They were among the most brave, resilient and cheerful people I have ever met. They were thankful for the relative safety of their new home. They were grateful for the smallest generosities and the kindness of their host communities. Our Muslim countrymen and women here in Aotearoa remind me of them.

The Christchurch mass-killer posted an 87-page, 16,000 word manifesto on the libertarian website 8chan. It was lucid, spell-checked, and persuasive for those who desire to hate. It was a paean to medieval notions of racial superiority that informed the Christian crusades and animated a generation of Nazis in 1939.

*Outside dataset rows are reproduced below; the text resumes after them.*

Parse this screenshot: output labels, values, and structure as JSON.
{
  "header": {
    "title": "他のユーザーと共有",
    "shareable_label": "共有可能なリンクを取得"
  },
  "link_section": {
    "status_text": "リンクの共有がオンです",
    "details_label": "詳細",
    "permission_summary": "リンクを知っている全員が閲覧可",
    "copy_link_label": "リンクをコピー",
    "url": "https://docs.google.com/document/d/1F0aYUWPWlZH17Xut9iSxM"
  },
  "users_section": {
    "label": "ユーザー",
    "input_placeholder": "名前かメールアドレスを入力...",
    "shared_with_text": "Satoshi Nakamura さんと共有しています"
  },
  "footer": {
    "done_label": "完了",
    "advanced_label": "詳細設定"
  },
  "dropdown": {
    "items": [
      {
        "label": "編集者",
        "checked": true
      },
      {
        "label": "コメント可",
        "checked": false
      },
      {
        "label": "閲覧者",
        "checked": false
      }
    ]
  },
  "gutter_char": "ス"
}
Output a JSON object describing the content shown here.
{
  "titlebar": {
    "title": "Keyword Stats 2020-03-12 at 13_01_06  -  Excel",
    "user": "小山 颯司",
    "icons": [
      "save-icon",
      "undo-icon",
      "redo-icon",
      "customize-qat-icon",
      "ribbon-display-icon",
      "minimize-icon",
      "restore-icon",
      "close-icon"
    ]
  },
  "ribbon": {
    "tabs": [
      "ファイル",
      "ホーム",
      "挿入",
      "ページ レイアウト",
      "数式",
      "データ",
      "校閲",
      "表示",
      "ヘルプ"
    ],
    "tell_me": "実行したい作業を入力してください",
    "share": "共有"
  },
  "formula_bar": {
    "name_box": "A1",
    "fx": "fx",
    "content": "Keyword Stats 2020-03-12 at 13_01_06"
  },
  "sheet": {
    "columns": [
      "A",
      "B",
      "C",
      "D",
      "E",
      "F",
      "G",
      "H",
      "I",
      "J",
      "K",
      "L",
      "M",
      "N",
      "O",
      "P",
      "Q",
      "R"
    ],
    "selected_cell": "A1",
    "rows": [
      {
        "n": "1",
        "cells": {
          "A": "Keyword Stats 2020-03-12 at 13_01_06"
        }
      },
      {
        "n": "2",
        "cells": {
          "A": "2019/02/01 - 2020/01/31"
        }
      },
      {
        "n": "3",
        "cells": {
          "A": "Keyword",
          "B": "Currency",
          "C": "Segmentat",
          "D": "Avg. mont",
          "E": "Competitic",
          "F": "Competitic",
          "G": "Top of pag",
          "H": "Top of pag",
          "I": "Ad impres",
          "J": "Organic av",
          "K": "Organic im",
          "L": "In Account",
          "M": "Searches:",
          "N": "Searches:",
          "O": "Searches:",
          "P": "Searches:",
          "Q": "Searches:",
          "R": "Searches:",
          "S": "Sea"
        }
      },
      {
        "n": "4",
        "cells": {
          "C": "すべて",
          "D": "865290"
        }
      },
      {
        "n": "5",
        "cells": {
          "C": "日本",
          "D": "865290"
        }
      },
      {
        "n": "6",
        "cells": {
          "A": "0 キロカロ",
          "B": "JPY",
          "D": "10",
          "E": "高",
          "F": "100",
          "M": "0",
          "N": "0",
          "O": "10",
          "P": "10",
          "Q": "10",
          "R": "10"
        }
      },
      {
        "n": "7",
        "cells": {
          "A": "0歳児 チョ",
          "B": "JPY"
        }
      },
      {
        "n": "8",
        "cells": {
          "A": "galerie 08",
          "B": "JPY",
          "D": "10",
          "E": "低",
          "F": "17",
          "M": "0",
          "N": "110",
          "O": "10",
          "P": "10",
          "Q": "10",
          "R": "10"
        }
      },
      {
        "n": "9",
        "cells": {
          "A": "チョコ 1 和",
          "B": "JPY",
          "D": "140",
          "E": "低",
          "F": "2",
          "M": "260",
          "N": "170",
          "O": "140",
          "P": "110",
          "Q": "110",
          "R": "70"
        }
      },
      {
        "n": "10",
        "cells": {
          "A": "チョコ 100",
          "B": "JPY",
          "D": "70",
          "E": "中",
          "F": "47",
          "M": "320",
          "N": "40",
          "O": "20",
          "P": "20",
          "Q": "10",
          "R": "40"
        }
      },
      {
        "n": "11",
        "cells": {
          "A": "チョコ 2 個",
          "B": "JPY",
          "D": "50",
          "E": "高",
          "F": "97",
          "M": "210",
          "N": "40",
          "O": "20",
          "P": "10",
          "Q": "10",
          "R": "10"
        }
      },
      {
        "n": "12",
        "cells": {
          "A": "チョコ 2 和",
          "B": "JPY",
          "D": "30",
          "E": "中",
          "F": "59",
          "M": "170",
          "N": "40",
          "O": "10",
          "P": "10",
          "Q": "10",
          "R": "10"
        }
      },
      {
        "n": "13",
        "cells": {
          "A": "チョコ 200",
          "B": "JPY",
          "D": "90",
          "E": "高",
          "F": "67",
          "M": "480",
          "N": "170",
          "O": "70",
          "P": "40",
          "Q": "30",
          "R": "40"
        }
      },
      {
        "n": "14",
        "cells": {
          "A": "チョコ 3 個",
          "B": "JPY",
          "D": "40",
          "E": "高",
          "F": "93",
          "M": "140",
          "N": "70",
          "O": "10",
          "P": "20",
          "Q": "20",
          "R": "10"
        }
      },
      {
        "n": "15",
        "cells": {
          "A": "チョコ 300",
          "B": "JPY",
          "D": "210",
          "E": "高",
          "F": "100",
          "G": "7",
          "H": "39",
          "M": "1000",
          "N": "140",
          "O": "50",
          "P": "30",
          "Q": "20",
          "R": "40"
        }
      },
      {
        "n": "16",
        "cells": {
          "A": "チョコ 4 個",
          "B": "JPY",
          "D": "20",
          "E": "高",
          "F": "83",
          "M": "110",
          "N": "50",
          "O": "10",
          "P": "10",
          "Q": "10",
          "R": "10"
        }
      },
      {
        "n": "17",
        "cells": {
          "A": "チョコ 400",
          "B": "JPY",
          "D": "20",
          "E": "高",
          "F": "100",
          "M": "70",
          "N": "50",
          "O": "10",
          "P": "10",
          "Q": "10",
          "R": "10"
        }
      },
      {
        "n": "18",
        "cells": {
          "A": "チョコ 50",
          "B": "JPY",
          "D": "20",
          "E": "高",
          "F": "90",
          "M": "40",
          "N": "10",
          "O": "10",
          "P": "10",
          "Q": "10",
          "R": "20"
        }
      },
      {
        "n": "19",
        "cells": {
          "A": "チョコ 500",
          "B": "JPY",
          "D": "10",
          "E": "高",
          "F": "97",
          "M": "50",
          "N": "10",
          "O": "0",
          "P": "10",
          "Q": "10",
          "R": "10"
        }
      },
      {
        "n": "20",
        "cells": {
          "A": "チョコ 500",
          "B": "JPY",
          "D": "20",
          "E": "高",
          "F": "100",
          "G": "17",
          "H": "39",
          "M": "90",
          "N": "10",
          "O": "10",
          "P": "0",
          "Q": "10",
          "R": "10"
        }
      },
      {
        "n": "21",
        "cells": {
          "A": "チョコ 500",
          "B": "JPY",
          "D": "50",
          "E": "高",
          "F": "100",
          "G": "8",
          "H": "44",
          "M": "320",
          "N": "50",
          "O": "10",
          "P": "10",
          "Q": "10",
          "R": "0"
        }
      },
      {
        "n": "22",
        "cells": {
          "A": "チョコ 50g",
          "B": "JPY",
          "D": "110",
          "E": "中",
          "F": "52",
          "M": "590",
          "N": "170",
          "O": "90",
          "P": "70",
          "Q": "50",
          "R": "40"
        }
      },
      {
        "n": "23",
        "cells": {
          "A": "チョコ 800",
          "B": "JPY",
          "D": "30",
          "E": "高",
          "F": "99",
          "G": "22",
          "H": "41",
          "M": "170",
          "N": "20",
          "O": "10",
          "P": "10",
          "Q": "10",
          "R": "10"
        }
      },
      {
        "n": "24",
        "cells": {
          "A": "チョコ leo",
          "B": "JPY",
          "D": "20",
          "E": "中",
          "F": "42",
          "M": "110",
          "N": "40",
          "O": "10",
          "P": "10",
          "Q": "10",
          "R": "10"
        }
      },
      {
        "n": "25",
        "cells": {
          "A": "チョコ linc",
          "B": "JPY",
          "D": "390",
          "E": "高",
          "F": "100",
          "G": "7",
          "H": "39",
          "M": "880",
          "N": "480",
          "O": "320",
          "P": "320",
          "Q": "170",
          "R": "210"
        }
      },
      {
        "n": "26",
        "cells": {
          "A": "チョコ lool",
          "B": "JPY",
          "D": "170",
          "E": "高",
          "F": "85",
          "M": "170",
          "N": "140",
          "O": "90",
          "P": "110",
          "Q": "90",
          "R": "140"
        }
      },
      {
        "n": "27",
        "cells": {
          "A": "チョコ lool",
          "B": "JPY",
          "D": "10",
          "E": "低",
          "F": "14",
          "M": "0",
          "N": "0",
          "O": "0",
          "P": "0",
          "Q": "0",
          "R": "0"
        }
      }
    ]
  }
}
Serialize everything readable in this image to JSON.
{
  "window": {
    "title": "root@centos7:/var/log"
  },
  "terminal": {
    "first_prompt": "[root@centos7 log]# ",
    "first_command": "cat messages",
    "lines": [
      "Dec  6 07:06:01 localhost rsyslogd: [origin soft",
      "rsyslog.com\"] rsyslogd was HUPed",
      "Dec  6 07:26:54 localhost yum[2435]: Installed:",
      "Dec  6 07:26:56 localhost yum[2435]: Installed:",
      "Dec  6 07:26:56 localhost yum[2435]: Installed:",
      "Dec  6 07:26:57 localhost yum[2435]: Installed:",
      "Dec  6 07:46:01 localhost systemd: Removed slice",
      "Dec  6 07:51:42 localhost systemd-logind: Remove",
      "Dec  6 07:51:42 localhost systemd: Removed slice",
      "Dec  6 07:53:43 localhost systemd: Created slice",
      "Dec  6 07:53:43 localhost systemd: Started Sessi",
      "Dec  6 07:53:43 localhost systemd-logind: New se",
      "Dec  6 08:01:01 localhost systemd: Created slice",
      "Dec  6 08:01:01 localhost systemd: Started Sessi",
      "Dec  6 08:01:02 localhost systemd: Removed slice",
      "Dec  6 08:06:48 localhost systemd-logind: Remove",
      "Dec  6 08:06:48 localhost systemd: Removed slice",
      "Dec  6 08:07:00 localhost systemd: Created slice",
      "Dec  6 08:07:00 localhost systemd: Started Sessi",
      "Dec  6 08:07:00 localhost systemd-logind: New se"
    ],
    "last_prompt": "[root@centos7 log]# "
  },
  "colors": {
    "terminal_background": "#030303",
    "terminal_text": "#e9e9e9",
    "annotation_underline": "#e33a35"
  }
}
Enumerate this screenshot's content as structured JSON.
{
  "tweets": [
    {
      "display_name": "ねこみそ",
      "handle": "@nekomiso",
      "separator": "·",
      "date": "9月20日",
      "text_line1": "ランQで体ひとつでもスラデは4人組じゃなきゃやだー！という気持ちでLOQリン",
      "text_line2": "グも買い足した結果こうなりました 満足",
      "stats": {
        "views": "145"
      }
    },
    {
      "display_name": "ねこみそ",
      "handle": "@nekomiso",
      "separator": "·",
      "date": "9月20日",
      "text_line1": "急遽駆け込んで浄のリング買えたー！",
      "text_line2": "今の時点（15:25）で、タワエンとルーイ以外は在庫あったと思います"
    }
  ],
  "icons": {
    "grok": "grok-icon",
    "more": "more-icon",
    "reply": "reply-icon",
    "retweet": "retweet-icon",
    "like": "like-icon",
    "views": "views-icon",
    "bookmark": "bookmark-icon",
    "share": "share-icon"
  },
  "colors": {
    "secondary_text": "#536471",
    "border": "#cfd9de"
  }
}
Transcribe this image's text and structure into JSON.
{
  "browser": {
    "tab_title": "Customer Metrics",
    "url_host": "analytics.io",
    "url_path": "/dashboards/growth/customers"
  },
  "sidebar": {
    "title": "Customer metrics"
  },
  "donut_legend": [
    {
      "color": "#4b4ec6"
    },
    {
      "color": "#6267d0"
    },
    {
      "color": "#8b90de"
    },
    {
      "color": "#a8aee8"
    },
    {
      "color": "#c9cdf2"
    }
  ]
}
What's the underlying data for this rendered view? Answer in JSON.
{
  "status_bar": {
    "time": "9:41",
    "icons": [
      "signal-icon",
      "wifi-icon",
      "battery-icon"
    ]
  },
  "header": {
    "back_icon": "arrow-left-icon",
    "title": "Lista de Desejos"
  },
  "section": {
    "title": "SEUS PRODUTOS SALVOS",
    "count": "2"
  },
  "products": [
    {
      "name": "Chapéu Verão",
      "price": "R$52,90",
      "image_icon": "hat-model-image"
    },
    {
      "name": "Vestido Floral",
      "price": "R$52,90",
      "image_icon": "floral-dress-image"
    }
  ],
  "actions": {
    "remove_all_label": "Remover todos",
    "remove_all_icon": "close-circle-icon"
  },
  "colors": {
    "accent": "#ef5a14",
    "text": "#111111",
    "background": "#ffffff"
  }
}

Racist writers around the world, egged on by a new wave of populist politicians, echo Tarrant's message on their websites and in their chat rooms.

We must use our own skills as writers to counter these messages.

Writers are opinion makers, culture bearers and influencers. The best writers aspire to the highest standards of humanity. To what we all have in common. To our brotherhood and sisterhood with other nations.

We have much work to do in 2019.

Ngā mihi 

John Cranna


  1. How special to have John Cranna as our new President. thank you, John, for bringing your experience and wisdom to this position.

  2. Thank you for this excellent blog. In Christchurch I still find myself waking with the dull thud of disbelief. We have friends whose friends are still in hospital suffering from their wounds and of course there are the deep psychic wounds. I feel responsible as a writer because I saw so much racism in the city of my childhood and my upraising. I have seen hatred in the wretched little racist comments in our white middle class which so longs to be an upper class and among the upper class who don't want to share their precious pedestal. I still see and hear racism. I have three Pasifika children and I am conscious that those of us who see it are still expected to pretend we don't. I have encountered racism in literary groups and among writers and I have decided to confront and challenge racism at every turn. Small streams of hatred contribute to the river that allowed a killer to float comfortably in our midst, we need to let the sewerage out. So yes, we need to write and in groups we also need to be prepared to say 'that is not right, take your racism to the toilet, please.'

    1. Kia ora Saige! I admire your bravery. Without warriors of justice like you, there would be no progress. Kia kaha. Nga mihi, John

  3. Beautifully said, John. Speaking truth is something we writers have a duty to do. Thanks for your words,

  4. Your comments resonated deeply. We breathe and bleed the same and the chance reading of this has provided renewed impetus to pursue a publisher for my next book on courage and kindness in 101 countries. Hoe Happens! Catherine DeVrye

    1. Kia ora Catherine - warm best wishes for your quest. Do not give up. Kia kaha. John